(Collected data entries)
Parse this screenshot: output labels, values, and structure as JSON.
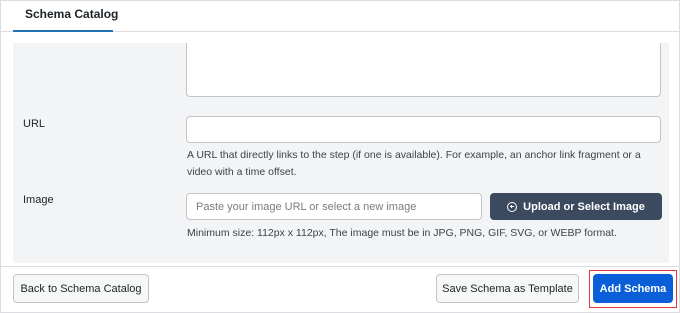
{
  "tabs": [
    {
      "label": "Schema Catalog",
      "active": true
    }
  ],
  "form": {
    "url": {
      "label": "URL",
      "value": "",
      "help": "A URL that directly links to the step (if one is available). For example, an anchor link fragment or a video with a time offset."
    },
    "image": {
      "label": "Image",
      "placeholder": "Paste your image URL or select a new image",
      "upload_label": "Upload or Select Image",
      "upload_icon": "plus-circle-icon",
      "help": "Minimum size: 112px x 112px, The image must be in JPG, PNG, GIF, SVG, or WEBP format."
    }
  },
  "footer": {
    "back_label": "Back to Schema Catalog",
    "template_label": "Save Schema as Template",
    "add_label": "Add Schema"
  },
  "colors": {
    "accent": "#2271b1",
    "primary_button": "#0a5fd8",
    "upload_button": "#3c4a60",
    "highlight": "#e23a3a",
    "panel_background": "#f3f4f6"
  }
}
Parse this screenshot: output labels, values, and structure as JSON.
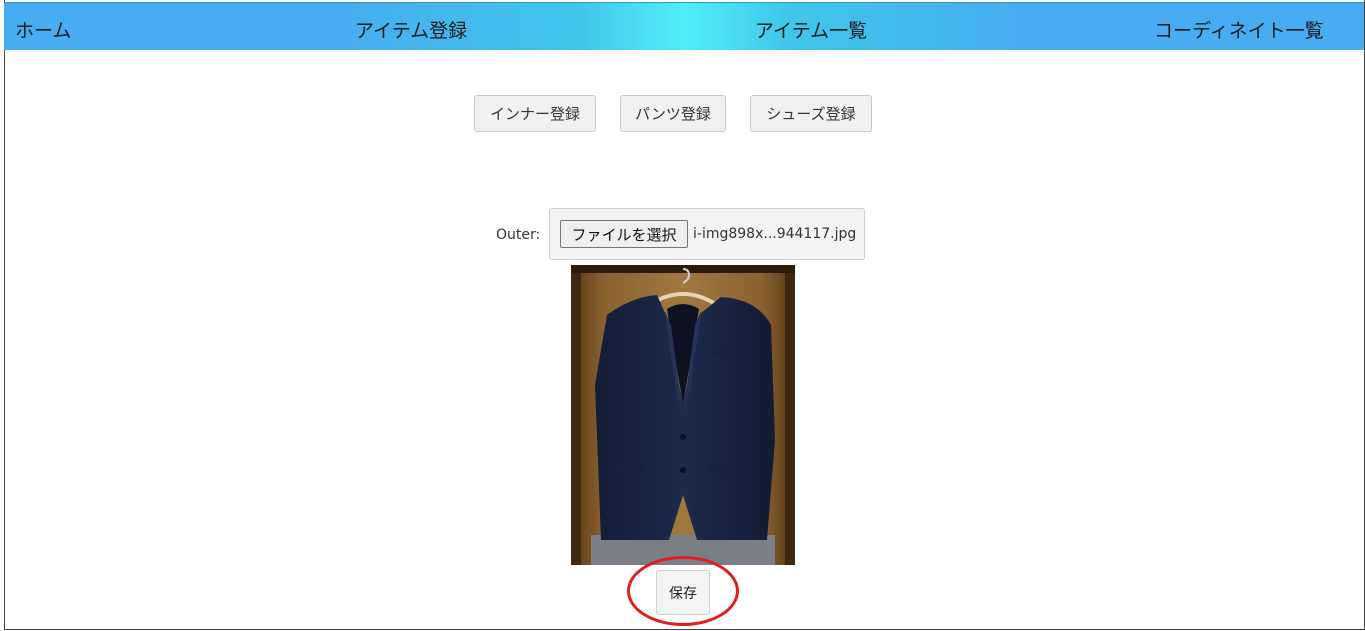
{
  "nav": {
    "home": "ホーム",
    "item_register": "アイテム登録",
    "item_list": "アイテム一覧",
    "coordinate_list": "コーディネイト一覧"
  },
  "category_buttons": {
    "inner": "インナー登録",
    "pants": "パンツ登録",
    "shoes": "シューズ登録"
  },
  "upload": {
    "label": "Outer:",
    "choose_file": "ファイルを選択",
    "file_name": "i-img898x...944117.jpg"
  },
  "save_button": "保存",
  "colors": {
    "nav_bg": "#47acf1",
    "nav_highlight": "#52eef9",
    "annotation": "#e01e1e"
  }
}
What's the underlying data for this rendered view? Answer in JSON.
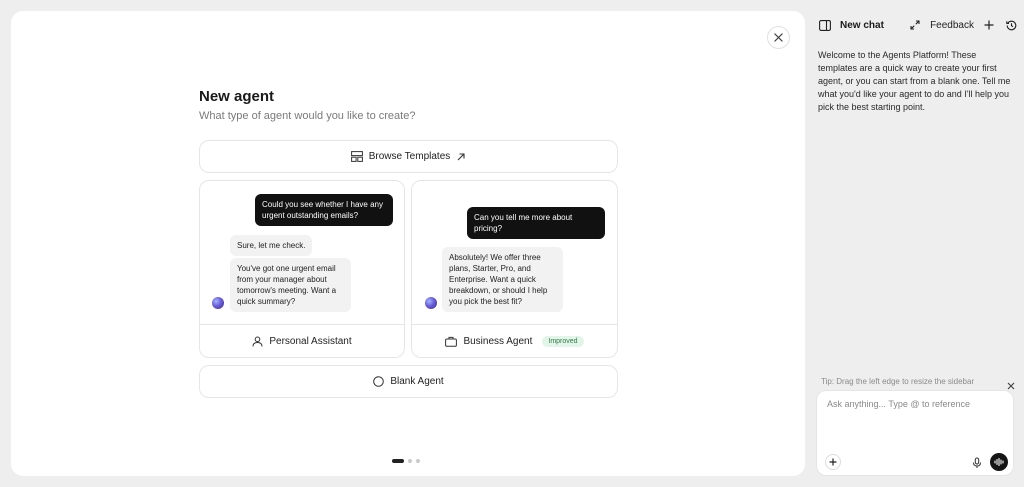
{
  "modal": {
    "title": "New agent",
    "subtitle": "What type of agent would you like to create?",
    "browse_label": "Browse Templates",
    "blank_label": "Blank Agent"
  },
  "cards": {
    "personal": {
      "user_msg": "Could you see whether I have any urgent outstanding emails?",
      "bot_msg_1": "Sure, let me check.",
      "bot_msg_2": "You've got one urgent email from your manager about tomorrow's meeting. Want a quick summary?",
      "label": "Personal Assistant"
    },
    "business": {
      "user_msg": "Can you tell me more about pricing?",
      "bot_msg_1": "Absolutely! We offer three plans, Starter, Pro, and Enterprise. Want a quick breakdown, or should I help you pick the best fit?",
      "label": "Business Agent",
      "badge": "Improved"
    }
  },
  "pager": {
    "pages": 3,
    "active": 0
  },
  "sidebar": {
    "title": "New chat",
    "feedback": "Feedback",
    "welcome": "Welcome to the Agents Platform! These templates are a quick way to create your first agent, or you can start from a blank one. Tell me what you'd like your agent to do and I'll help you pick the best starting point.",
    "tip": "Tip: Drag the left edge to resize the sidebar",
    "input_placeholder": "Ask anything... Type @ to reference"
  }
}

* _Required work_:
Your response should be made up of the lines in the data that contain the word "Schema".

* _Written solution_:
      "label": "Schema Catalog",
    "back_label": "Back to Schema Catalog",
    "template_label": "Save Schema as Template",
    "add_label": "Add Schema"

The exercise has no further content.